Oden（おでん）is a traditional Japanese winter food consisting of several ingredients stewed in a light, soy-flavoured dashi soup. It is similar to a Western style stew or hot pot with all the ingredients simmered in one pot. Yes, we are still in China but I haven’t suddenly started blogging some random foreign food. This food is served here in China too, in most of the good convenience stores, as well as from mobile food carts. I’m pretty sure I’m one of the few foreigners that actually loves this stuff, and as with many foods I enjoy it but Justin doesn’t. It was while living in South Korea that oden started to grow on me, but here in China I seem to eat it much more often. Perhaps because, in my opinion, there are far fewer tasty street food choices here. South Korean street food was irresistible!
Walking into a convenience store in winter, you are immediately hit with the smell of oden. It is warm and comforting for some, and to others it is the smell of culture shock! You then grab a large paper cup, and pick whatever skewers you want to buy. They are pretty cheap – roughly ranging from 1-3 yuan per stick, depending on the ingredients you choose. To keep the skewers warm, and of course, to enjoy the taste of the broth, you can ladle some of it into your cup before you pay for it all. It really is easy to buy, and requires no knowledge of the local language. Of course – you need to be okay trying out new things because each store has slightly different variations of meats and seafoods. By now I am able to recognise the ones that I prefer.
One of my favourites – a fish ball
Below are some of the most common ingredients, you will find these and many more at local 7-11 convenience stores throughout Asia (well, at least Japan and China for sure). There is a variety of vegetables with eggs, tofu, fish cakes or fish balls and sliced pork. In Japan oden is served with Japanese mustard as a condiment to add flavour. Being a mustard-fan, this sounds really tasty to me, but here in China there is no such mustard anywhere to be seen.
Asian winter comfort food
On cold nights in winter, street food like this is amazing because it is kept piping hot so the broth warms you up while filling your belly with some deliciousness.

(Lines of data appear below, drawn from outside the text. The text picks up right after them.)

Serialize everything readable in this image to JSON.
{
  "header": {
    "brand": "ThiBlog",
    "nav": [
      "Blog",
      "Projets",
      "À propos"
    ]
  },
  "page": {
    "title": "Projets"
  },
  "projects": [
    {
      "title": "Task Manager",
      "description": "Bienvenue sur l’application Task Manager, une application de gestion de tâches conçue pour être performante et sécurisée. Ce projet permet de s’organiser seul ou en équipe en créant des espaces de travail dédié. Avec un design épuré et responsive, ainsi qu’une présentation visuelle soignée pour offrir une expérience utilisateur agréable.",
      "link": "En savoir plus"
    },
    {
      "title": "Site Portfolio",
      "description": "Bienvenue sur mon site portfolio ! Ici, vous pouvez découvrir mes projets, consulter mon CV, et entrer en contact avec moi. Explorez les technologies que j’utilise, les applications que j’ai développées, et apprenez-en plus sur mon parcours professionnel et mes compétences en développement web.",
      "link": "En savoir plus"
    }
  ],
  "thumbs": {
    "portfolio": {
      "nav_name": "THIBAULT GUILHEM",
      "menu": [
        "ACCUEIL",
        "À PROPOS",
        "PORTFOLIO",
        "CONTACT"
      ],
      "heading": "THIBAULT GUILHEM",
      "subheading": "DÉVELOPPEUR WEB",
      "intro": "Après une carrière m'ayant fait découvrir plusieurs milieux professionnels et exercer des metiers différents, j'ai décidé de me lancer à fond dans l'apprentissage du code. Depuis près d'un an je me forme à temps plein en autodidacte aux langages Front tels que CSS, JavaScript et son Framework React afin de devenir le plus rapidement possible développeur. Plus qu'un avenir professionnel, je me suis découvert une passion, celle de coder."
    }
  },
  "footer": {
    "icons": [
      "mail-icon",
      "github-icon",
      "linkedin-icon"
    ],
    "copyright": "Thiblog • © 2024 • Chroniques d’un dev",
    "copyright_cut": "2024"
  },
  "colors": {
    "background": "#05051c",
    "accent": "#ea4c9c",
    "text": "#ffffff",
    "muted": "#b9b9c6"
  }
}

There are tons of stands like this, so those passing by can easily stop, enjoy some fishcakes, seaweed, or skewered meat, and then drink the remaining broth.
Although I have been enjoying Oden here in China, I really miss Korean street food… Especially tteokbokki (a popular Korean snack food made from soft rice cake, fish cake and sweet red chill sauce) with cheese melted over the top of it. Hmmm, so tasty!